Optional Practical Training (OPT), a temporary employment program for foreign undergraduate and grad students on F-1 visas, is the vehicle that corporate America, and more specifically the IT industry, uses to circumvent the 85,000 H-1B visa cap and to deny jobs to or displace U.S. workers. Its usage has reached an all-time high.
Recently, the Institute of International Education, an organization that, according to its website, believes education transcends borders, reported that during the 2017-2018 academic year, OPT permits hit a record 203,462. Read another way, 203,462 U.S. workers have either lost their jobs, as employers like Disney, McDonald’s, New York Life, Google, Amazon, etc. ad infinitum, either replace American workers or don’t even provide them the opportunity to apply for open positions.
As a final indignity, qualified but displaced Americans are routinely forced to train their overseas replacements or lose their severance packages. Consequently, for decades now, those on H-1B visas and OPT participants have helped transform Silicon Valley’s tech workforce so that today only 29 percent are U.S. citizens. Remember that “practical training” means holding a job.
Since 2008 and measured through percentage growth, OPT dominates foreign-born work authorization categories with a 400 percent increase for science, technology, engineering and math graduates since 2008. Through OPT, some foreign STEM students who initially had a 12-month limit on their work permits can now remain in the U.S. for up to 42 months. Fundamentally, what began as a seemingly innocent student visa that allowed employment under certain conditions has morphed into potentially a 3-1/2 year permission slip to remain in the U.S. after graduation.
Opinions about the controversial OPT program are, predictably, at polar extremes. As if by rote, Marie Royce, Assistant Secretary of State for educational and cultural affairs, told The Mercury News, “We need people who can find solutions that keep us secure and make us more prosperous,” suggesting that foreign students are more qualified than Americans to contribute to U.S. security and prosperity.
While OPT advocates like Royce, many of her governmental peers and industry captains claim that the imported workers make invaluable contributions, their true appeal is that they’re a cheap labor source.
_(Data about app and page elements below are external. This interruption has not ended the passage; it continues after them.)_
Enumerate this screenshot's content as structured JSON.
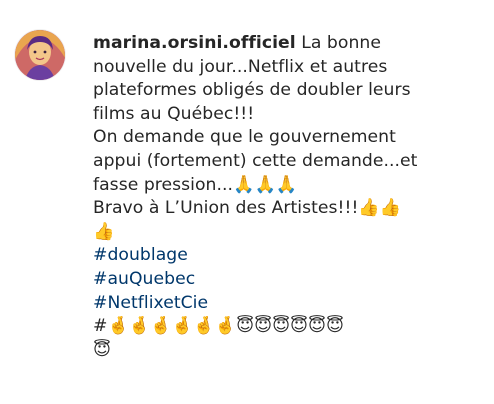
{
  "comment": {
    "username": "marina.orsini.officiel",
    "body_line1_rest": "La bonne",
    "body_line2": "nouvelle du jour...Netflix et autres",
    "body_line3": "plateformes obligés de doubler leurs",
    "body_line4": "films au Québec!!!",
    "body_line5": "On demande que le gouvernement",
    "body_line6": "appui (fortement) cette demande...et",
    "body_line7": "fasse pression...🙏🙏🙏",
    "body_line8": "Bravo à L’Union des Artistes!!!👍👍",
    "body_line9": "👍",
    "hashtags": [
      "#doublage",
      "#auQuebec",
      "#NetflixetCie"
    ],
    "last_line": "#🤞🤞🤞🤞🤞🤞😇😇😇😇😇😇",
    "last_line_wrap": "😇"
  },
  "avatar": {
    "icon": "profile-photo-avatar",
    "accent_colors": [
      "#f7d27a",
      "#e8a24c",
      "#b8397a",
      "#6b3fa0"
    ]
  },
  "colors": {
    "text": "#262626",
    "hashtag": "#00376b",
    "background": "#ffffff"
  }
}
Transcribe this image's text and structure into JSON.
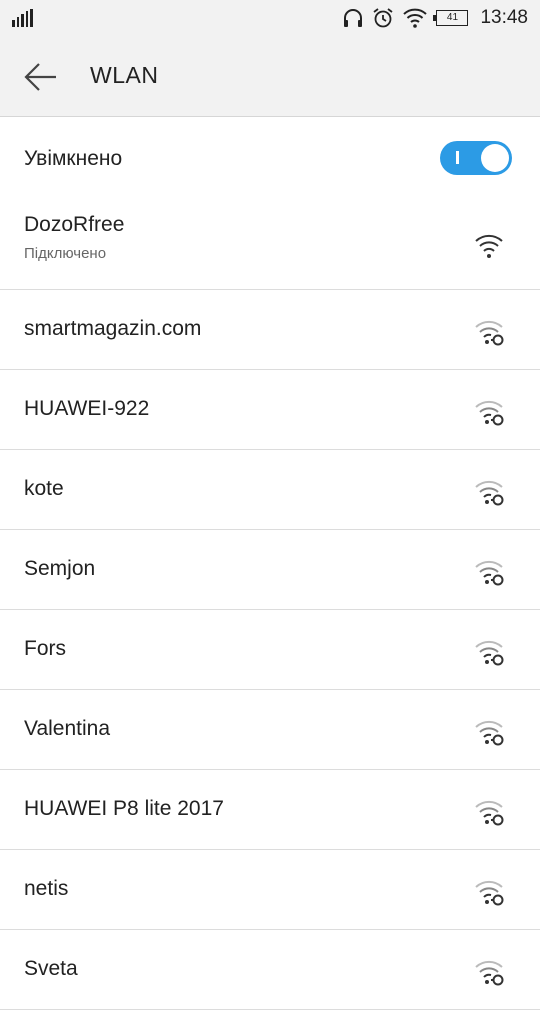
{
  "status_bar": {
    "time": "13:48",
    "battery_level": "41",
    "icons": [
      "signal-bars-icon",
      "headphones-icon",
      "alarm-clock-icon",
      "wifi-icon",
      "battery-icon"
    ]
  },
  "app_bar": {
    "title": "WLAN"
  },
  "toggle": {
    "label": "Увімкнено",
    "state": true,
    "accent_color": "#2c9be5"
  },
  "connected_network": {
    "ssid": "DozoRfree",
    "status": "Підключено"
  },
  "networks": [
    {
      "ssid": "smartmagazin.com",
      "secured": true
    },
    {
      "ssid": "HUAWEI-922",
      "secured": true
    },
    {
      "ssid": "kote",
      "secured": true
    },
    {
      "ssid": "Semjon",
      "secured": true
    },
    {
      "ssid": "Fors",
      "secured": true
    },
    {
      "ssid": "Valentina",
      "secured": true
    },
    {
      "ssid": "HUAWEI P8 lite 2017",
      "secured": true
    },
    {
      "ssid": "netis",
      "secured": true
    },
    {
      "ssid": "Sveta",
      "secured": true
    }
  ]
}
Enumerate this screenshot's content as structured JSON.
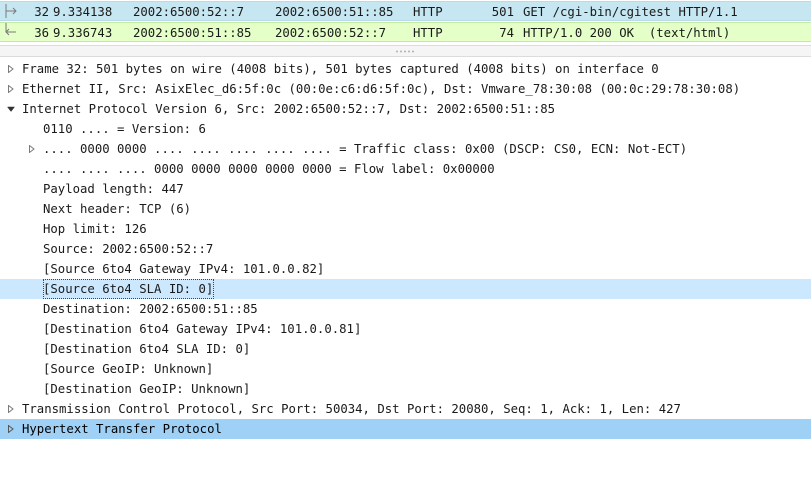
{
  "packets": [
    {
      "no": "32",
      "time": "9.334138",
      "src": "2002:6500:52::7",
      "dst": "2002:6500:51::85",
      "proto": "HTTP",
      "len": "501",
      "info": "GET /cgi-bin/cgitest HTTP/1.1",
      "direction": "request",
      "color": "#c6e6f2"
    },
    {
      "no": "36",
      "time": "9.336743",
      "src": "2002:6500:51::85",
      "dst": "2002:6500:52::7",
      "proto": "HTTP",
      "len": "74",
      "info": "HTTP/1.0 200 OK  (text/html)",
      "direction": "response",
      "color": "#e4ffc7"
    }
  ],
  "details": {
    "frame": "Frame 32: 501 bytes on wire (4008 bits), 501 bytes captured (4008 bits) on interface 0",
    "ethernet": "Ethernet II, Src: AsixElec_d6:5f:0c (00:0e:c6:d6:5f:0c), Dst: Vmware_78:30:08 (00:0c:29:78:30:08)",
    "ipv6": "Internet Protocol Version 6, Src: 2002:6500:52::7, Dst: 2002:6500:51::85",
    "ipv6_fields": [
      "0110 .... = Version: 6",
      ".... 0000 0000 .... .... .... .... .... = Traffic class: 0x00 (DSCP: CS0, ECN: Not-ECT)",
      ".... .... .... 0000 0000 0000 0000 0000 = Flow label: 0x00000",
      "Payload length: 447",
      "Next header: TCP (6)",
      "Hop limit: 126",
      "Source: 2002:6500:52::7",
      "[Source 6to4 Gateway IPv4: 101.0.0.82]",
      "[Source 6to4 SLA ID: 0]",
      "Destination: 2002:6500:51::85",
      "[Destination 6to4 Gateway IPv4: 101.0.0.81]",
      "[Destination 6to4 SLA ID: 0]",
      "[Source GeoIP: Unknown]",
      "[Destination GeoIP: Unknown]"
    ],
    "tcp": "Transmission Control Protocol, Src Port: 50034, Dst Port: 20080, Seq: 1, Ack: 1, Len: 427",
    "http": "Hypertext Transfer Protocol"
  },
  "colors": {
    "request_row": "#c6e6f2",
    "response_row": "#e4ffc7",
    "selected_field": "#cce8ff",
    "highlighted_node": "#9fd0f6"
  }
}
Regardless of what their starting salaries may be, overseas employees don’t contribute to Social Security or Medicare which represents about a 16 percent discount versus hiring a U.S. citizen.
Ten years ago, lawyer John Miano, a former tech programmer with 30 years of on-the-job experience, an acknowledged expert on foreign labor’s deleterious effects on domestic workers, co-author of H-1B exposé Sold Out and contributor to the pro-America U.S. Tech Workers website, filed a lawsuit against the Department of Homeland Security for exceeding its authority when it approved OPT. Miano hopes that the lawsuit, should it ever end, will reinstate the original one-year OPT limit.
OPT offers a window into how immigration processes have been mangled to fit foreign nationals’ agenda. In the Immigration and Nationality Act of 1952, there was no authorization for aliens on student visas to be employed at all. The next year, new regulations authorized aliens to work in student visa status as an internship-like situation and limited to what was required for specific training. In 1964, more new regulations from the Justice Department addressed “practical training,” but did not address if this could occur post-graduation, and there was no reference to providing aliens work status on the student visas.
Then in 1977 certain aliens were given the ability to work after graduation. More changes continued until OPT was created in 1992. And since then, more adjustments have been made so that today work authorization for up to the aforementioned 42 months has been extended to foreign students.
In a sign of the times, today lawsuits must be filed to protect U.S. tech workers against OPT, a program that Congress never approved and was never posted for public notice or comment. The legal battle to restore OPT to its original format has been locked in an endless ten-year slog. U.S. tech workers, therefore, shouldn’t expect relief anytime soon from OPT job dislocation.